British factories had their weakest month in nearly three years in February as demand at home slowed and export orders fell, a survey showed Tuesday. The Markit/CIPS manufacturing Purchasing Managers' Index (PMI) fell sharply to 50.8 in February, below all the forecasts in a Reuters poll of economists, from 52.9 in January.
The reading — the weakest since April 2013, when Britain was finally starting to recover strongly from the financial crisis and outperform most other rich economies — underscored why the Bank of England has said it is ready to pump more stimulus into the economy if needed.
"The near-stagnation of manufacturing highlights the ongoing fragility of the economic recovery at the start of the year and provides further cover for the Bank of England's increasingly dovish stance," Rob Dobson, a senior economist at Markit, said. "The breadth of the slowdown is especially worrisome."
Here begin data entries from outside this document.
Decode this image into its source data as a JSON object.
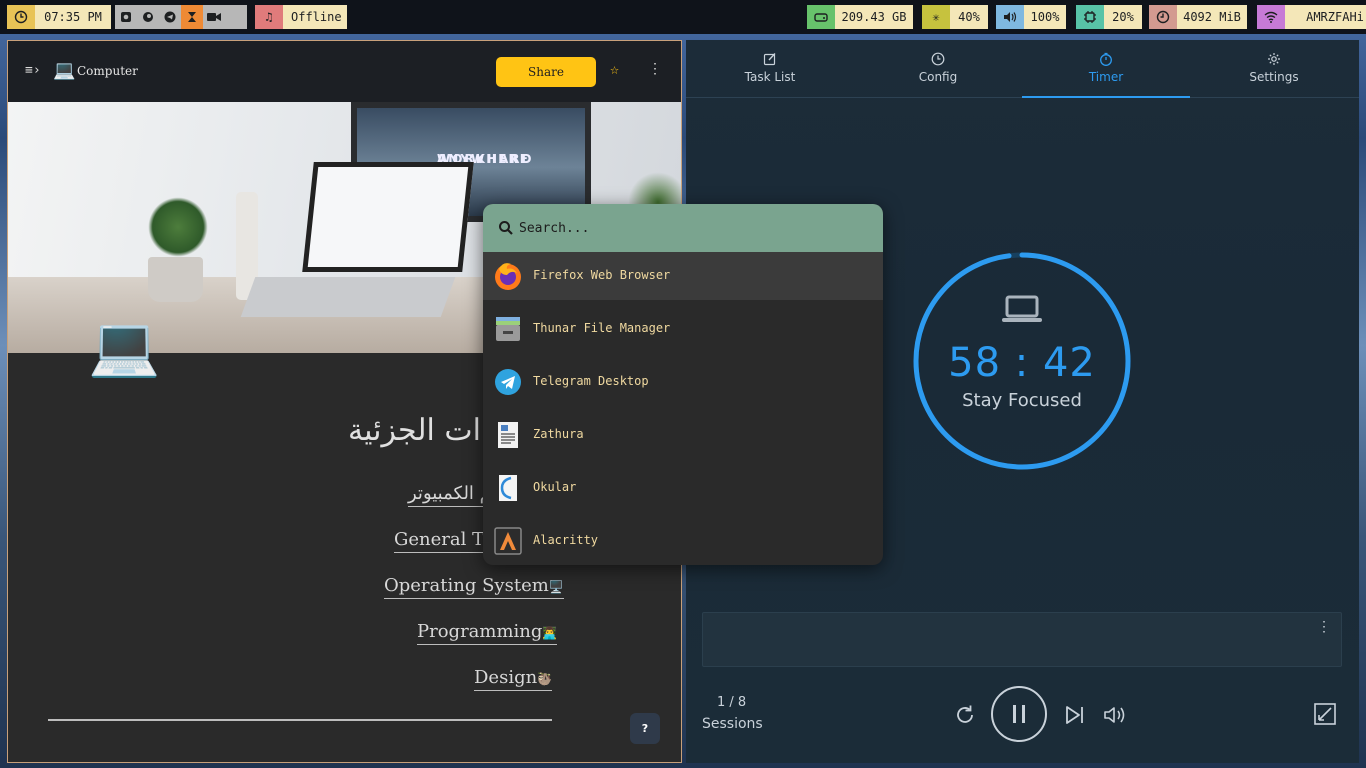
{
  "topbar": {
    "clock": {
      "icon": "clock-icon",
      "time": "07:35 PM"
    },
    "workspace_apps": [
      {
        "icon": "screenshot-icon"
      },
      {
        "icon": "firefox-icon"
      },
      {
        "icon": "telegram-icon"
      },
      {
        "icon": "hourglass-icon",
        "active": true
      },
      {
        "icon": "video-camera-icon"
      }
    ],
    "music": {
      "icon": "music-note-icon",
      "status": "Offline"
    },
    "disk": {
      "icon": "disk-icon",
      "value": "209.43 GB"
    },
    "cpu": {
      "icon": "cpu-load-icon",
      "value": "40%"
    },
    "volume": {
      "icon": "speaker-icon",
      "value": "100%"
    },
    "temperature": {
      "icon": "chip-icon",
      "value": "20%"
    },
    "memory": {
      "icon": "memory-icon",
      "value": "4092 MiB"
    },
    "network": {
      "icon": "wifi-icon",
      "value": "AMRZFAHi"
    },
    "colors": {
      "clock": "#e8c356",
      "active_workspace": "#ef8a35",
      "music": "#e07b7b",
      "disk": "#67c26b",
      "cpu": "#c6c23e",
      "volume": "#7fb8e0",
      "temp": "#58c3a7",
      "memory": "#d39a90",
      "network": "#c77ad6"
    }
  },
  "left_window": {
    "header": {
      "menu_icon": "menu-toggle-icon",
      "site_emoji": "💻",
      "site_title": "Computer",
      "share_label": "Share",
      "star_icon": "☆",
      "more_icon": "⋮"
    },
    "hero": {
      "monitor_text_1": "WORKHARD",
      "monitor_text_2": "ANYWHERE"
    },
    "page_emoji": "💻",
    "title": "ات الجزئية",
    "nav": [
      {
        "label": "لم الكمبيوتر",
        "emoji": ""
      },
      {
        "label": "General Tu",
        "emoji": ""
      },
      {
        "label": "Operating System",
        "emoji": "🖥️"
      },
      {
        "label": "Programming",
        "emoji": "👨‍💻"
      },
      {
        "label": "Design",
        "emoji": "🦥"
      }
    ],
    "help_label": "?"
  },
  "right_window": {
    "tabs": [
      {
        "label": "Task List",
        "icon": "edit-icon"
      },
      {
        "label": "Config",
        "icon": "clock-icon"
      },
      {
        "label": "Timer",
        "icon": "timer-icon",
        "active": true
      },
      {
        "label": "Settings",
        "icon": "gear-icon"
      }
    ],
    "timer": {
      "time": "58 : 42",
      "label": "Stay Focused",
      "progress": 0.98,
      "accent": "#2d9bf0"
    },
    "sessions": {
      "count": "1 / 8",
      "label": "Sessions"
    },
    "note_menu": "⋮"
  },
  "launcher": {
    "search_placeholder": "Search...",
    "apps": [
      {
        "name": "Firefox Web Browser",
        "icon": "firefox-icon",
        "selected": true
      },
      {
        "name": "Thunar File Manager",
        "icon": "file-manager-icon"
      },
      {
        "name": "Telegram Desktop",
        "icon": "telegram-icon"
      },
      {
        "name": "Zathura",
        "icon": "document-viewer-icon"
      },
      {
        "name": "Okular",
        "icon": "okular-icon"
      },
      {
        "name": "Alacritty",
        "icon": "terminal-icon"
      }
    ],
    "colors": {
      "search_bg": "#7aa48f",
      "text": "#f0d9a0"
    }
  }
}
New orders in February were their weakest since the turnaround began in 2013. Consumer and investment goods orders bore the brunt of slower growth in demand at home and a further fall in orders from abroad, Markit said.
As well as the slowing of the global economy, Britain's June 23 referendum on its membership of the European Union could cause uncertainty and weigh on the country's growth rate, economists have said.
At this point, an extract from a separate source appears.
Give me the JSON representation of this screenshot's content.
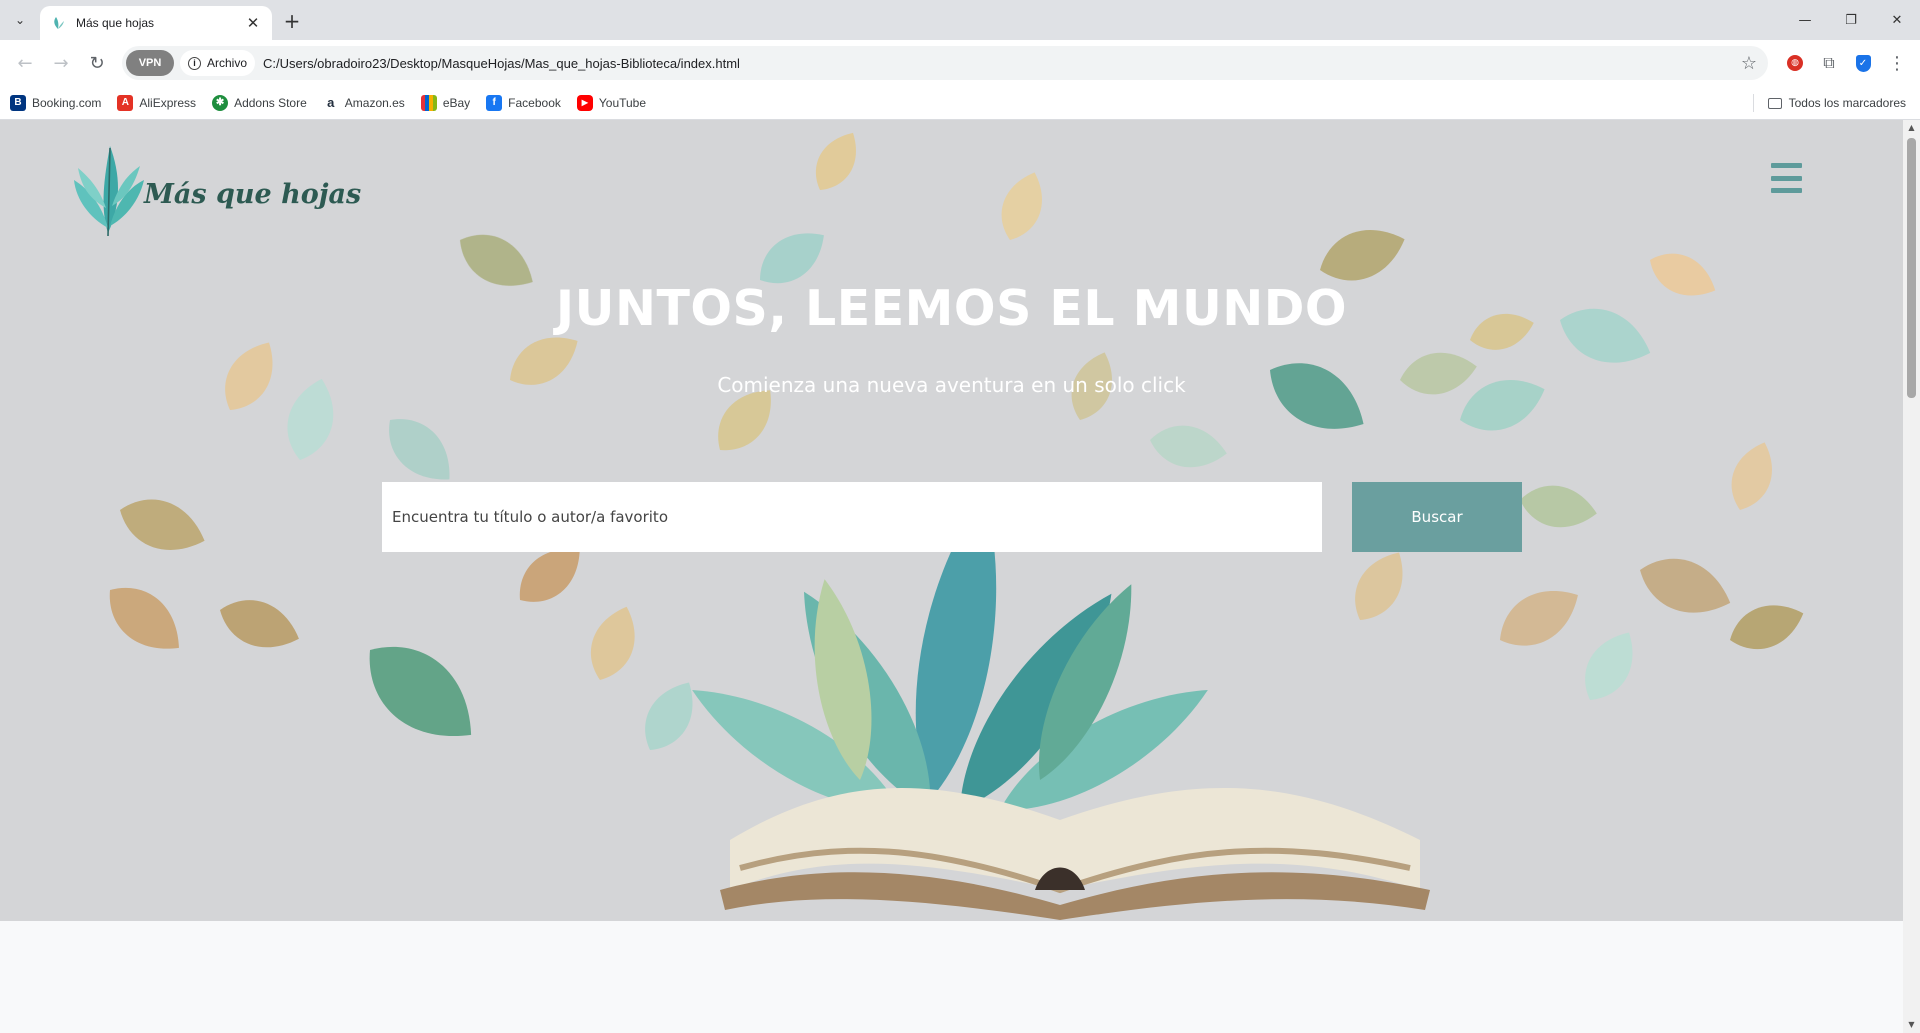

The survey was mostly conducted before a latest sharp fall in value of the pound in late February which would make British goods cheaper abroad.
The manufacturing sector cut jobs for a second month in a row although the decline was mild. Companies said they cut the prices of their goods for the sixth month in a row but the fall was slightly less marked than in January.
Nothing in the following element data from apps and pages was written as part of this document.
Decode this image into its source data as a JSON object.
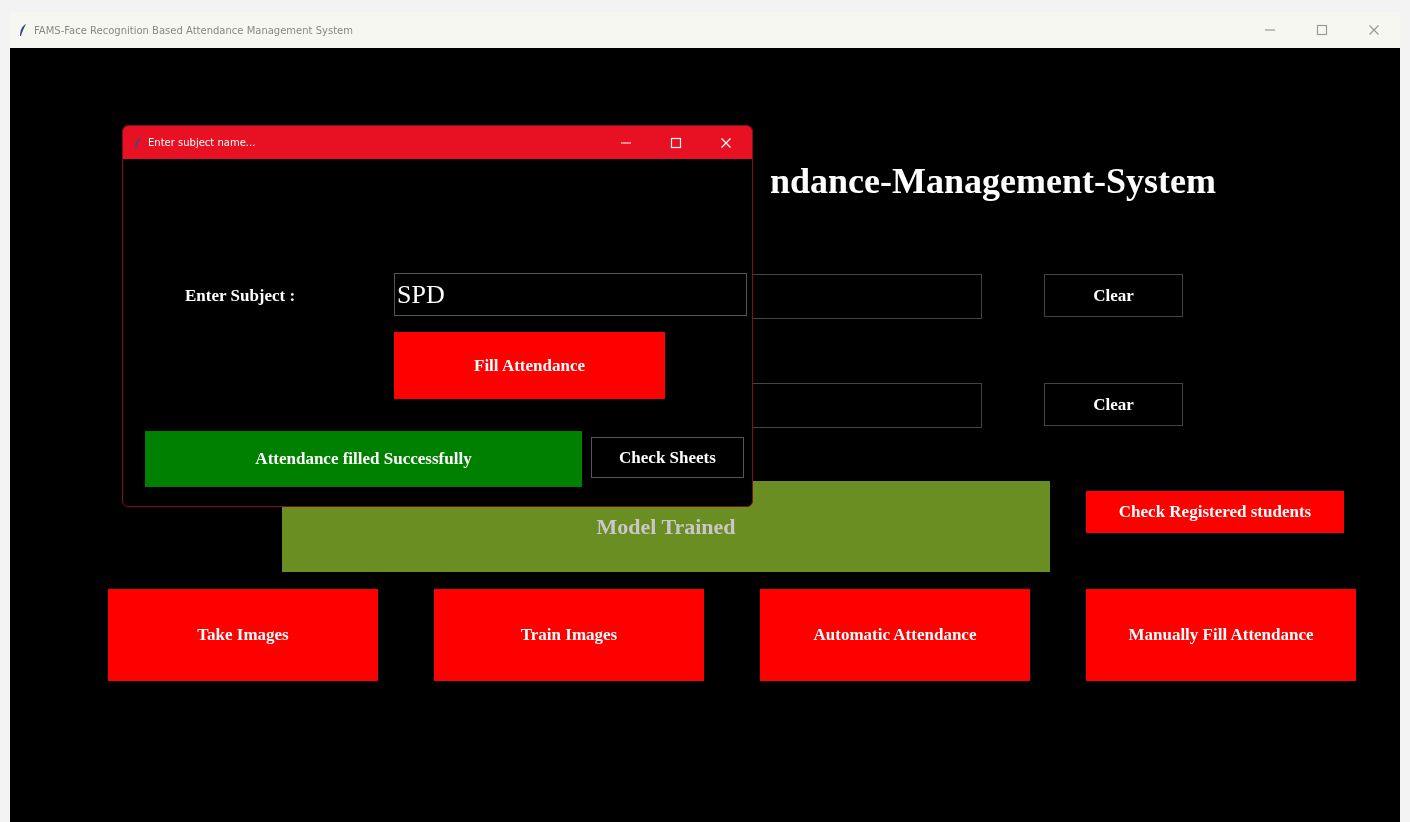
{
  "window": {
    "title": "FAMS-Face Recognition Based Attendance Management System"
  },
  "main": {
    "heading": "ndance-Management-System",
    "entry_rows": [
      {
        "clear_button": "Clear"
      },
      {
        "clear_button": "Clear"
      }
    ],
    "status_banner": "Model Trained",
    "check_registered_button": "Check Registered students",
    "actions": [
      "Take Images",
      "Train Images",
      "Automatic Attendance",
      "Manually Fill Attendance"
    ]
  },
  "dialog": {
    "title": "Enter subject name...",
    "label": "Enter Subject :",
    "subject": {
      "value": "SPD"
    },
    "fill_button": "Fill Attendance",
    "message": "Attendance filled Successfully",
    "check_sheets_button": "Check Sheets"
  }
}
Dobson said the falling prices reflected intensifying competition between manufacturers as well as the fall in commodity prices.
Manufacturing weighed on Britain's overall economic growth at the end of last year, leaving the country's much bigger services sector the sole driver of the recovery.